A poor diet isn't the only thing that increases your risk for chronic diseases but eliminating or minimizing certain foods is one way to help steer clear of cancer. Replace cancer-causing foods with fruits, vegetables, whole grains, legumes, lean proteins, and healthy fats.
The National Cancer Institute says acrylamide, a chemical used in paper, dye, and plastic production -- and wastewater and sewage treatment -- is present in higher amounts in foods heated to temperatures above 250 degrees Fahrenheit, such as potato chips. While studies examining effects of acrylamide on cancer in humans show mixed results, the National Cancer Institute says animal studies show acrylamide increases cancer risks in rodents. Likewise, a 2015 review published in the International Journal of Cancer found acrylamide may slightly increase the risk for kidney, endometrial, and ovarian cancer in people. While there aren't official guidelines determining how many potato chips you can safely eat in a day, limit or avoid them as much as possible.
Because French fries are heated to high temperatures, they contain higher levels of acrylamide, says the National Cancer Institute. The U.S. Food and Drug Administration (FDA) suggests limiting French fries in your diet and if you do eat them, avoid fries that are overcooked, heavily crispy, or brown in color. While more research is needed to confirm the link between acrylamide and cancer in humans, the FDA suggests limiting this chemical in your diet because it appears to cause cancer in animal studies. There isn't an official recommendation for the amount of French fries you can safely eat in a day, but fewer is better.
As with other starchy foods cooked at very high temperatures, burned toast is no exception when it comes to higher acrylamide content. The Cancer Treatment Centers for America recommend toasting bread to a light brown color instead of dark brown and steering clear of very brown or black areas of toast as a way to reduce dietary acrylamide.

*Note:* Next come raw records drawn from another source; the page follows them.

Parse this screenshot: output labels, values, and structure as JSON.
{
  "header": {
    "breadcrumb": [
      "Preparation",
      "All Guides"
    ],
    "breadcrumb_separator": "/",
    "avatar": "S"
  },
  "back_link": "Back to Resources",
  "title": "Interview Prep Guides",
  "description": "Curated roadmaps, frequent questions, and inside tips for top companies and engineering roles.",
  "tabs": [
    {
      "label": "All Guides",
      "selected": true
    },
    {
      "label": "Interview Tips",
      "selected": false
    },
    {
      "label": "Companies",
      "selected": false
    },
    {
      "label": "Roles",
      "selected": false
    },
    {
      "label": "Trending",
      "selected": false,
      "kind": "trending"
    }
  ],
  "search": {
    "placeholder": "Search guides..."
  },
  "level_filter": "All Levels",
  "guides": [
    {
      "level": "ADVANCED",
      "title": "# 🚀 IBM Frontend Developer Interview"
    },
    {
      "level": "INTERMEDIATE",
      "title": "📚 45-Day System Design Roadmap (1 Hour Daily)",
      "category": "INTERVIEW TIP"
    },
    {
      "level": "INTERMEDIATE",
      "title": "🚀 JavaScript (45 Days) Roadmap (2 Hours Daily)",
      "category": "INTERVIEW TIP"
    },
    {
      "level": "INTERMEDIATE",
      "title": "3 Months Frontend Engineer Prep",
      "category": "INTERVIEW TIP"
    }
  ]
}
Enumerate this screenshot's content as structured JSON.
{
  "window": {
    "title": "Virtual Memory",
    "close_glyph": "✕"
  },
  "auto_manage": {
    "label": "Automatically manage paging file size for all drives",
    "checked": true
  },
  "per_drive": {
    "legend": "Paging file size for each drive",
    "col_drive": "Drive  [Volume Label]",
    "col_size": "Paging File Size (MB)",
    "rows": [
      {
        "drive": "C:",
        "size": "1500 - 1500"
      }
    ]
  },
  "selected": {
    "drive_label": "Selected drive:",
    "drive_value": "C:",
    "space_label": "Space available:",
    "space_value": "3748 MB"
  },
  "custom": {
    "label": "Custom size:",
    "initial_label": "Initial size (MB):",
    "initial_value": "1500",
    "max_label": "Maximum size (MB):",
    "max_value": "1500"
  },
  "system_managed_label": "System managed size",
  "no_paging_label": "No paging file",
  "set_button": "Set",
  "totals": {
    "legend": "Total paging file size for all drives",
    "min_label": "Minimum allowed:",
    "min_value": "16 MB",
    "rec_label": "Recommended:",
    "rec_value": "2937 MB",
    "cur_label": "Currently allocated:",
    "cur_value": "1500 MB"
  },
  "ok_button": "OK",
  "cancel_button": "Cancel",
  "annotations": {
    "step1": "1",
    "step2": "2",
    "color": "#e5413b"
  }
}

The Dietary Guidelines for Americans 2015 - 2020 suggest 6 ounces of grains (equivalent to six slices of toast or other grains) daily when eating 2,000 calories per day. Just be sure to avoid the burned parts.
Red and Processed Meats
According to the American Cancer Society, the World Health Organization's International Agency for Research on Cancer (IARC) classifies processed meat as cancer-causing, and red meat as "probable" for boosting cancer risks. The American Cancer Society goes on to say that after reviewing more than 800 studies, researchers determined eating 50 grams of processed meat daily boosts the risk for colorectal cancer by 18 percent, and red meat increases risks for prostate, colorectal, and pancreatic cancers. The American Institute for Cancer Research recommends avoiding processed meat altogether and limiting red meat to up to 18 ounces per week.
Very Well-Cooked Meats
Chemicals called polycyclic aromatic hydrocarbons (PAHs) and heterocyclic amines (HCAs) can form in meats (beef, fish, poultry, and pork) cooked in high temperatures above 300 degrees Fahrenheit, says the National Cancer Institute. Frying, smoking, and grilling over open flames can produce such chemicals. The National Cancer Institute says chemicals produced in meat during high-heat cooking may increase the risk of colon, breast, liver, lung, skin and prostate cancers as it has in animal studies. However, more human trials are needed in this realm. In the meantime, it's probably best to limit or omit consumption of very well-cooked meats as much as possible and avoid blackened meats.
Added Sugars and Refined Grains
While including refined grains and added sugar in your diet doesn't mean you'll get cancer, eating too many of these foods boosts your risk for obesity and being obese increases your risk for prostate, breast, colorectal, and pancreatic cancers, says the Cancer Treatment Centers of America. So limit sugary drinks, sweets, and refined grains (like white bread and white rice) as much as possible. The Dietary Guidelines for Americans 2015 - 2020 suggest limiting added sugar to less than 10 percent of your total calorie intake (less than 50 grams daily for a 2,000-calorie diet).
You probably already know drinking alcohol in excess can be problematic for your health. However, a recent review published in 2017 in the journal Addiction found strong evidence alcohol causes cancer, and cancers caused by alcohol make up almost 6 percent of cancer deaths worldwide. National Institutes of Health says alcohol is associated with gullet, throat, colon, liver, rectum, and breast cancers, and there's no safe level for alcohol consumption. The Centers for Disease Control and Prevention say if you currently don't drink alcohol, don't begin doing so for any reason and if you do, limit drinks to one per day for women and two daily for men.
Lowering your cancer risks means limiting or avoiding cancer-causing foods and choosing a healthy lifestyle. Reduce your chance of getting cancer by eating plenty of fruits, veggies, and whole grains, getting regular exercise, maintaining a healthy weight, avoiding tobacco products, practicing safe sex, following recommended immunization schedules, and protecting yourself from the sun, says Mayo Clinic.